First data published on value for money of UK insurance policies

Out-Law News | 26 Jan 2017 | 4:44 pm | 1 min. read

The Financial Conduct Authority (FCA) has published its first set of data on insurers' claim rates and average payouts, designed to encourage firms to improve the value of their products.

The data covers claims over the year to 31 August 2016 on building and contents insurance, home emergency, personal accident and key cover policies sold by 38 insurers, which include both UK firms and European Economic Area (EEA) firms. The FCA intends to publish another year's worth of data as part of a pilot programme, and will then consider whether to extend the pilot for a further year before consulting on a more permanent scheme.

Christopher Woolard, the FCA's executive director of strategy and competition, said that the data would "help incentivise firms to improve the value they offer consumers".

"We want stakeholders to have access to a wide range of information about the value of general insurance products that goes beyond price," he said.

In its 2014 market study on general insurance add-ons, the FCA found that too many consumers were purchasing poor value, unnecessary products. It subsequently consulted on three potential methods for calculating the relative value of these products, in order to encourage competition between firms.

The FCA also banned the use of pre-ticked boxes and opt-out selling of add-on products in response to the same study, as well as introducing new rules specific to motor vehicle guaranteed asset protection (GAP) insurance sales.

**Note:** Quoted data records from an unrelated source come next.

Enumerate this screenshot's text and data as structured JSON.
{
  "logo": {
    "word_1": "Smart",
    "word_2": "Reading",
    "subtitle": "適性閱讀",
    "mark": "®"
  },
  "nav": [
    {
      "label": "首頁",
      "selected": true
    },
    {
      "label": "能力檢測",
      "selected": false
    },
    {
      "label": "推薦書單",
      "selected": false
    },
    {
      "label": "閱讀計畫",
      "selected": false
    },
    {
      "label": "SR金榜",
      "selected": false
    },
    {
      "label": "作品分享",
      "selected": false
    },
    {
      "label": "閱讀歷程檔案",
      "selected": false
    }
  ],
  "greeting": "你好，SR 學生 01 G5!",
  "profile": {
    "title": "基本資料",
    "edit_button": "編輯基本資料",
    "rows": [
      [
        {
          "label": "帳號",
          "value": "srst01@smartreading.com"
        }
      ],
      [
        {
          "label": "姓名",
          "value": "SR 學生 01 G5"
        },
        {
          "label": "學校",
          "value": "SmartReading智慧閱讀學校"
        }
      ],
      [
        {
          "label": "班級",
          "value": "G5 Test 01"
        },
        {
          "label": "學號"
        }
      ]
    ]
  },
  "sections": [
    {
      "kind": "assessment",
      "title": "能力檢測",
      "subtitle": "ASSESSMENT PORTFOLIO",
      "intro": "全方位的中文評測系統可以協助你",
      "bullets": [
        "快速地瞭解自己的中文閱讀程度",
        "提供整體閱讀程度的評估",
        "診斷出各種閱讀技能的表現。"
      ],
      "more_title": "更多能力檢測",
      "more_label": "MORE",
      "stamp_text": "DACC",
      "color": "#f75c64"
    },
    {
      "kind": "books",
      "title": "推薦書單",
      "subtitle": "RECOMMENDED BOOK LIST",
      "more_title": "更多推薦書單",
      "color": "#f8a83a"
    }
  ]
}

The published data includes three measures of value. The claims frequency figure, published as a percentage, shows the proportion of policyholders with that insurer that actually registered a claim during the data period. Acceptance rate shows the percentage of those claims that are actually accepted by the insurer, while average claims pay-out shows the amount actually paid out, including internal and relevant external costs.

"The data published by the FCA will certainly attract headlines and may affect consumers' buying decisions," said financial services expert Alexis Roberts of Pinsent Masons, the law firm behind Out-Law.com.

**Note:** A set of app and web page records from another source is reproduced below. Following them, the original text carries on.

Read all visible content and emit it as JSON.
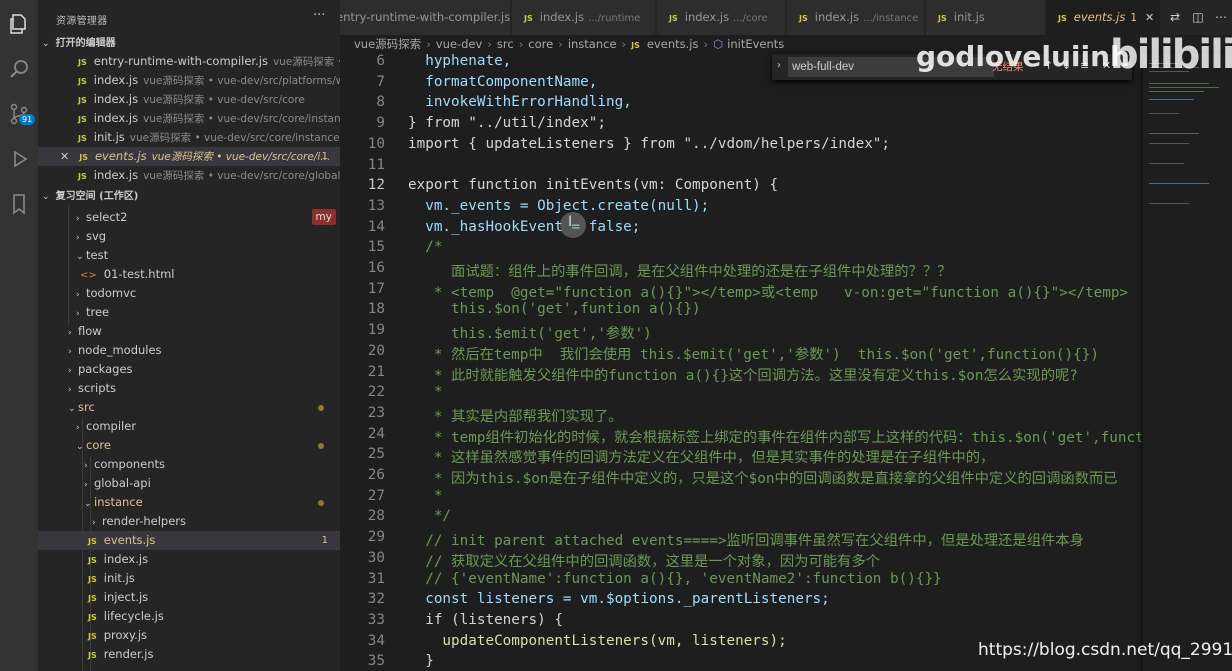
{
  "activity_bar": {
    "scm_badge": "91"
  },
  "sidebar": {
    "title": "资源管理器",
    "more": "···",
    "open_editors_title": "打开的编辑器",
    "open_editors": [
      {
        "name": "entry-runtime-with-compiler.js",
        "desc": "vue源码探索 • ..."
      },
      {
        "name": "index.js",
        "desc": "vue源码探索 • vue-dev/src/platforms/we..."
      },
      {
        "name": "index.js",
        "desc": "vue源码探索 • vue-dev/src/core"
      },
      {
        "name": "index.js",
        "desc": "vue源码探索 • vue-dev/src/core/instance"
      },
      {
        "name": "init.js",
        "desc": "vue源码探索 • vue-dev/src/core/instance"
      },
      {
        "name": "events.js",
        "desc": "vue源码探索 • vue-dev/src/core/i...",
        "count": "1",
        "close": "✕"
      },
      {
        "name": "index.js",
        "desc": "vue源码探索 • vue-dev/src/core/global-api"
      }
    ],
    "workspace_title": "复习空间 (工作区)",
    "tree": [
      {
        "name": "select2",
        "tag": "my"
      },
      {
        "name": "svg"
      },
      {
        "name": "test"
      },
      {
        "name": "01-test.html"
      },
      {
        "name": "todomvc"
      },
      {
        "name": "tree"
      },
      {
        "name": "flow"
      },
      {
        "name": "node_modules"
      },
      {
        "name": "packages"
      },
      {
        "name": "scripts"
      },
      {
        "name": "src"
      },
      {
        "name": "compiler"
      },
      {
        "name": "core"
      },
      {
        "name": "components"
      },
      {
        "name": "global-api"
      },
      {
        "name": "instance"
      },
      {
        "name": "render-helpers"
      },
      {
        "name": "events.js",
        "count": "1"
      },
      {
        "name": "index.js"
      },
      {
        "name": "init.js"
      },
      {
        "name": "inject.js"
      },
      {
        "name": "lifecycle.js"
      },
      {
        "name": "proxy.js"
      },
      {
        "name": "render.js"
      }
    ]
  },
  "tabs": [
    {
      "name": "entry-runtime-with-compiler.js",
      "desc": ""
    },
    {
      "name": "index.js",
      "desc": ".../runtime"
    },
    {
      "name": "index.js",
      "desc": ".../core"
    },
    {
      "name": "index.js",
      "desc": ".../instance"
    },
    {
      "name": "init.js",
      "desc": ""
    },
    {
      "name": "events.js",
      "desc": "",
      "count": "1",
      "close": "✕"
    }
  ],
  "breadcrumb": [
    "vue源码探索",
    "vue-dev",
    "src",
    "core",
    "instance",
    "events.js",
    "initEvents"
  ],
  "find_widget": {
    "value": "web-full-dev",
    "result": "无结果"
  },
  "editor": {
    "line_numbers": [
      "6",
      "7",
      "8",
      "9",
      "10",
      "11",
      "12",
      "13",
      "14",
      "15",
      "16",
      "17",
      "18",
      "19",
      "20",
      "21",
      "22",
      "23",
      "24",
      "25",
      "26",
      "27",
      "28",
      "29",
      "30",
      "31",
      "32",
      "33",
      "34",
      "35"
    ],
    "lines": [
      "  hyphenate,",
      "  formatComponentName,",
      "  invokeWithErrorHandling,",
      "} from \"../util/index\";",
      "import { updateListeners } from \"../vdom/helpers/index\";",
      "",
      "export function initEvents(vm: Component) {",
      "  vm._events = Object.create(null);",
      "  vm._hasHookEvent = false;",
      "  /*",
      "     面试题：组件上的事件回调，是在父组件中处理的还是在子组件中处理的？？？",
      "   * <temp  @get=\"function a(){}\"></temp>或<temp   v-on:get=\"function a(){}\"></temp>",
      "     this.$on('get',funtion a(){})",
      "     this.$emit('get','参数')",
      "   * 然后在temp中  我们会使用 this.$emit('get','参数')  this.$on('get',function(){})",
      "   * 此时就能触发父组件中的function a(){}这个回调方法。这里没有定义this.$on怎么实现的呢?",
      "   *",
      "   * 其实是内部帮我们实现了。",
      "   * temp组件初始化的时候，就会根据标签上绑定的事件在组件内部写上这样的代码：this.$on('get',function",
      "   * 这样虽然感觉事件的回调方法定义在父组件中，但是其实事件的处理是在子组件中的，",
      "   * 因为this.$on是在子组件中定义的，只是这个$on中的回调函数是直接拿的父组件中定义的回调函数而已",
      "   *",
      "   */",
      "  // init parent attached events====>监听回调事件虽然写在父组件中，但是处理还是组件本身",
      "  // 获取定义在父组件中的回调函数，这里是一个对象，因为可能有多个",
      "  // {'eventName':function a(){}, 'eventName2':function b(){}}",
      "  const listeners = vm.$options._parentListeners;",
      "  if (listeners) {",
      "    updateComponentListeners(vm, listeners);",
      "  }"
    ]
  },
  "watermark": {
    "user": "godloveluiinh",
    "logo": "bilibili",
    "url": "https://blog.csdn.net/qq_29918313"
  }
}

"In some respects, though, these measures are a fairly blunt tool, as they will not reflect differences in the business profiles of the insurers, which may lead to legitimate differences in the percentage of claims that are accepted," he said.

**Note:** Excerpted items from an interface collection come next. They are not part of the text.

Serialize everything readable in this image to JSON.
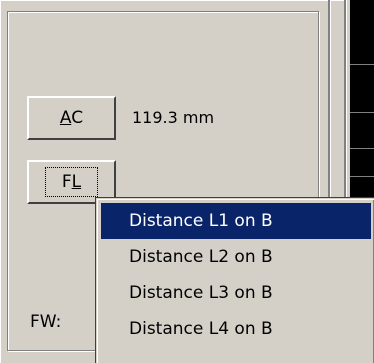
{
  "buttons": {
    "ac": {
      "prefix": "",
      "underline": "A",
      "rest": "C"
    },
    "fl": {
      "prefix": "F",
      "underline": "L",
      "rest": ""
    }
  },
  "measurement": {
    "ac_value": "119.3 mm"
  },
  "fw_label": "FW:",
  "menu": {
    "items": [
      {
        "label": "Distance L1 on B",
        "selected": true
      },
      {
        "label": "Distance L2 on B",
        "selected": false
      },
      {
        "label": "Distance L3 on B",
        "selected": false
      },
      {
        "label": "Distance L4 on B",
        "selected": false
      }
    ]
  },
  "colors": {
    "face": "#d4d0c8",
    "highlight": "#0a246a",
    "highlight_text": "#ffffff",
    "dark_strip": "#000000"
  }
}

The data is intended for use by consumer groups and market commentators rather than individual consumers, although the FCA also expects that it will incentivise firms to improve the value of their products.